''It was all lost in seconds. When I came down in the CTV building it was 10 seconds. That is how fast my life changed. From there I went back to River Rd and realised we had lost our home and our community.''
Liz Cammock was in the Canterbury Television building on the day of the February 2011 earthquake. She was one of few people to survive the building's collapse.
Her husband, Peter Cammock, found her in Latimer Square and together they walked back to their Richmond home. She immediately realised her community had been destroyed.
''When we walked along River Rd it felt like something had died. This area had died. I felt huge relief to be home, but when I walked through the door it just felt dead. I can't explain it. It just felt dead and cold and empty,'' she said.
Their home, which has been in the family since the 1930s, was red-zoned in June last year, along with about 5000 houses along the Avon River.

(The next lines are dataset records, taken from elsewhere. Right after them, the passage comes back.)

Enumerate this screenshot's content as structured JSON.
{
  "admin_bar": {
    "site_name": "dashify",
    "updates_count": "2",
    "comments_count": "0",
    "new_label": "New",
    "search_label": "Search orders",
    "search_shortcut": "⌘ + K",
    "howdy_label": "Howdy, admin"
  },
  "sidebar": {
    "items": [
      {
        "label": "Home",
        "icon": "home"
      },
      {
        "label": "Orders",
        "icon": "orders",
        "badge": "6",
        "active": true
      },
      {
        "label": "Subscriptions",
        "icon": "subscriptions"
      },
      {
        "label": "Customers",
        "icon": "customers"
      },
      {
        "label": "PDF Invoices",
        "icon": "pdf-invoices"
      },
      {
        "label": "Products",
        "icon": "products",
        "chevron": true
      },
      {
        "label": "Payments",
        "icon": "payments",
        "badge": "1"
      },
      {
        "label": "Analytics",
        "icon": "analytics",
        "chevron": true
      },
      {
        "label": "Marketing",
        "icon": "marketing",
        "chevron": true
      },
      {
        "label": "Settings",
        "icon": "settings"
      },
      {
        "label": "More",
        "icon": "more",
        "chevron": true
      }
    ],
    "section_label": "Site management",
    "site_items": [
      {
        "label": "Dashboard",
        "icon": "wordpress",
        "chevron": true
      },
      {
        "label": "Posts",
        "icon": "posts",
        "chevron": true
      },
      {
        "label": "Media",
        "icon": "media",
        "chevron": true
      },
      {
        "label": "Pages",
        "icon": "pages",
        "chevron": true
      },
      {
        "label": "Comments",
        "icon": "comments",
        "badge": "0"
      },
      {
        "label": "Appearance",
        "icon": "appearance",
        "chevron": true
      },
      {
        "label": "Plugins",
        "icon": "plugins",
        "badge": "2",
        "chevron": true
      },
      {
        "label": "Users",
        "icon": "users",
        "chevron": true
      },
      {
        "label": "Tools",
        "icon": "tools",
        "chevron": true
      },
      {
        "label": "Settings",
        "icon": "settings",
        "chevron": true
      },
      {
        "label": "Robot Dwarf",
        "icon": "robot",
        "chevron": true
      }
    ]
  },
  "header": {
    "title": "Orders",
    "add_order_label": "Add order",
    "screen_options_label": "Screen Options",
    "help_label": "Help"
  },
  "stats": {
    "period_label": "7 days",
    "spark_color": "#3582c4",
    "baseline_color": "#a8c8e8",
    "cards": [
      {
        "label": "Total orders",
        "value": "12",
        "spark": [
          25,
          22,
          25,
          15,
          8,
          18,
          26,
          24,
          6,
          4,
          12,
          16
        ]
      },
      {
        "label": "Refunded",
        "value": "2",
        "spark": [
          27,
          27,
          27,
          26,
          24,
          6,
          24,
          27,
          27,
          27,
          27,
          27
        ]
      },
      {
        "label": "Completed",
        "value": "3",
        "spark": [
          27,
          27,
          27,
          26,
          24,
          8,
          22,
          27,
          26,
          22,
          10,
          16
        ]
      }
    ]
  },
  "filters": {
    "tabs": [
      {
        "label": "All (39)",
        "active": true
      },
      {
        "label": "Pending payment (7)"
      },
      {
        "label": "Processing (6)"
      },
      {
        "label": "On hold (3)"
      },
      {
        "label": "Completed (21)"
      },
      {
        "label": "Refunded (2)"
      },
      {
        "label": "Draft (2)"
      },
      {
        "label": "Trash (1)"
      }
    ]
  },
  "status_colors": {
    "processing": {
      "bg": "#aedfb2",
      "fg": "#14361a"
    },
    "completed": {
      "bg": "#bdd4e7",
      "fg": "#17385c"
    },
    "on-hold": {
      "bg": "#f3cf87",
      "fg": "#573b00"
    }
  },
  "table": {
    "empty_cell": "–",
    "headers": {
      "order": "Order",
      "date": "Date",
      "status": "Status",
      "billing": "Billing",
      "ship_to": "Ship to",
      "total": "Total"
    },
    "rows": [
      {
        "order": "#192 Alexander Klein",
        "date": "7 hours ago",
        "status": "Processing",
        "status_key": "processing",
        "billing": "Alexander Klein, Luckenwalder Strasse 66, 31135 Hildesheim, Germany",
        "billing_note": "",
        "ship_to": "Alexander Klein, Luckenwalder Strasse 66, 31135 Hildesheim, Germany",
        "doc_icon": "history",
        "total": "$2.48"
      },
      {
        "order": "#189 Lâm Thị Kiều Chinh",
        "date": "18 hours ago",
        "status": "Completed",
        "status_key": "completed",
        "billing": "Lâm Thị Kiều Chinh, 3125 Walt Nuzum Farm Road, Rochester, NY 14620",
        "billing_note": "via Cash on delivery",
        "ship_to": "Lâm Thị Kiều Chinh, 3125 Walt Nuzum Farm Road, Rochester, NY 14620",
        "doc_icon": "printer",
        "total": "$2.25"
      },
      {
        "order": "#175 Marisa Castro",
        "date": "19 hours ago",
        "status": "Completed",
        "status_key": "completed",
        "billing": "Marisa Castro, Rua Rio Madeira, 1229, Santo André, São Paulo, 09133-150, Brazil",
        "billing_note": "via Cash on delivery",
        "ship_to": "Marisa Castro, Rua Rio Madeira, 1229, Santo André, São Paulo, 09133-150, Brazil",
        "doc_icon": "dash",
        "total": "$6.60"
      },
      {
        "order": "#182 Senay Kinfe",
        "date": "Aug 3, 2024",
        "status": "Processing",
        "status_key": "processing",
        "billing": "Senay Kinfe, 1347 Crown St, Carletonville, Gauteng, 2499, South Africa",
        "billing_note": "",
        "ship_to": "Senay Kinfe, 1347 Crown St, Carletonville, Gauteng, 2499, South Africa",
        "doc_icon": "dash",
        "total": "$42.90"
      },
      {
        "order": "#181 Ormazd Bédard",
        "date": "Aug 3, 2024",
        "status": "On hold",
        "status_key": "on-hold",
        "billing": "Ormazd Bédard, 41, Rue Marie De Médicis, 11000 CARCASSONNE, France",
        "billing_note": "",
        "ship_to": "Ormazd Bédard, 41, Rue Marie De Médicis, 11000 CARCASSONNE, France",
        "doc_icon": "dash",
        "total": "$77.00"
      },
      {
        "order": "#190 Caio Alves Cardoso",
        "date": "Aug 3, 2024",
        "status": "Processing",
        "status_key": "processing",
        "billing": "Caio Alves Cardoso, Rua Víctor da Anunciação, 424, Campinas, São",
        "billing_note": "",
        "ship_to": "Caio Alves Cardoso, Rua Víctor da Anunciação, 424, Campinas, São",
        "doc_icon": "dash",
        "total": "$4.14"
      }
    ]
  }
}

''When I got out of the CTV building I thought all of Christchurch was flattened. I just thought there were going to be dead bodies everywhere. Is my husband alive? Is my daughter alive? It was really traumatic,'' she said.
''To lose the house on top of that. We have so many wonderful stories around that house; weddings and birthdays. There is a rich narrative around that house for us. It can't be replaced. You just have to let it go. There is a lot of grieving that goes into that.''
For Peter Cammock it was the end of the riverside neighbourhood where he grew up and a home that had been in his family for generations.
The home was bought by his great-uncle in the late 1930s and has provided a home for four generations of his family.
His great grandparents lived there, his grandmother lived there, him and his two siblings were raised there and his parents lived and died there.
He returned to the house in 2008 with Liz Cammock and two of his four children to refurbish the place and retire in his old neighbourhood.
''I felt very settled. There was an incredible sense of community. It was like coming home. It was a real sense of homecoming. We would have retired here,'' he said.
The quake ended those dreams. It was the end of a suburb full of his childhood memories.
He remembers how his father's Austin 7 car was small enough to drive across the Medway footbridge. He remembers the vegetable gardens, orchards and glasshouses that were slowly replaced by new homes.
He remembers his excitement as a child when cars would lose control and end up in the river. He remembers the family marriages in the back garden.
But soon the homes that line both sides of River Rd in Richmond will all be gone.
''I grew up here with my great-grandparents, my grandmother, my parents and us. All those generations have been taken away. The whole place will be gone. These were the places where we played. This is a whole community that has gone,'' he said.
''It feels like you have to reinvent your life.''